In each of the above exposures, pollution insurance, in conjunction with other risk management protocols and procedures for inhibiting mold growth, can assist owners and operators of habitational properties in managing their liabilities associated with indoor air quality.

Additional Prevention Measures
Controlling moisture is the best way to control mold growth. The following prevention measures are often helpful in inhibiting exposures:

  • Fix all water problems or leaks immediately upon identification with property cleaning and drying of all building materials and furnishings within 24-48 hours to prevent mold growth
  • Reduce indoor humidity with proper venting of bathrooms, dryers, and other moisture-generating sources to the outside along with use of air conditioners and de-humidifiers

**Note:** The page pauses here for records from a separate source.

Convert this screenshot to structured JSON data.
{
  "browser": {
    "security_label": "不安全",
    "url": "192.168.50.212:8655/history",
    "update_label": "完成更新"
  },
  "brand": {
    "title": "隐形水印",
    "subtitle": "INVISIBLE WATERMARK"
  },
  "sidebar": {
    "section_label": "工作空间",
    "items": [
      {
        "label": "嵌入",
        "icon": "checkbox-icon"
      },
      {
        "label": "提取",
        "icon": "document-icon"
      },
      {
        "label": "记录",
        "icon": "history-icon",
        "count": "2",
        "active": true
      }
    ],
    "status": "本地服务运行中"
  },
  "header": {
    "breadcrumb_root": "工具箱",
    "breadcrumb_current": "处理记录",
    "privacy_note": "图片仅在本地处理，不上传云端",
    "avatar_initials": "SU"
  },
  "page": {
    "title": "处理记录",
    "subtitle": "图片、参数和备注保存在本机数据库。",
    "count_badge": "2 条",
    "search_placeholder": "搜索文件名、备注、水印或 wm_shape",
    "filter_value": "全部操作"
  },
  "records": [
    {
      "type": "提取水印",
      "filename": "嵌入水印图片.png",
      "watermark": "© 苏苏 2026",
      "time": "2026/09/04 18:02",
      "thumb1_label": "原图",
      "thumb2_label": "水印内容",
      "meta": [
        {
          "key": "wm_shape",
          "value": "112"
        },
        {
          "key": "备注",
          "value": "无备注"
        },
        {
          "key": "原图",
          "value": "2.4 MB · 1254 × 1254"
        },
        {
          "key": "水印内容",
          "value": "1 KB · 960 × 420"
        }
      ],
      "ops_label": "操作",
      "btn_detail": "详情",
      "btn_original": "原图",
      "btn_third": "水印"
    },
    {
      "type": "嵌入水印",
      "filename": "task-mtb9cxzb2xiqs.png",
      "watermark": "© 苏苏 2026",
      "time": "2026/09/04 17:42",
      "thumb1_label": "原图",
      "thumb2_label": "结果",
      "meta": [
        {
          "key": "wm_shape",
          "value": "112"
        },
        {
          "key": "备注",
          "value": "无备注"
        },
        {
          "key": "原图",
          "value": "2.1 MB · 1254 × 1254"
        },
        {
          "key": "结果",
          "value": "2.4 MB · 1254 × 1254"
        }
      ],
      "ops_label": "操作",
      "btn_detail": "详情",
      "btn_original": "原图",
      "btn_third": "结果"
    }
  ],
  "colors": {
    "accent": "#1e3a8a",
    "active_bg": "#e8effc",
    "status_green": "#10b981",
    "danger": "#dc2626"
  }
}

Written by Jamie Langes, Assistant Vice President, and Janice Nunziata, Product Manager, at Tokio Marine Specialty Insurance Company (TMSIC)

This blog post was written as part of the TMSIC Environmental team's efforts to educate on protections and liabilities for Indoor Air Quality. The information contained herein is for discussions and informational purposes and is not intended to be a full disclosure or complete analysis of the liabilities or risks posed to insured(s) in the marketplace. For additional resources and information, please visit the following websites: https://www.epa.gov/indoor-air-quality-iaq; https://www.osha.gov/SLTC/molds/index.html; https://www.cdc.gov/mold/


IMPORTANT NOTICE - The information and suggestions presented by Philadelphia Indemnity Insurance Company in this E-Brochure is for your consideration in your loss prevention efforts. They are not intended to be complete or definitive in identifying all hazards associated with your business, preventing workplace accidents, or complying with any safety related, or other, laws or regulations. You are encouraged to alter them to fit the specific hazards of your business and to have your legal counsel review all of your plans and company policies.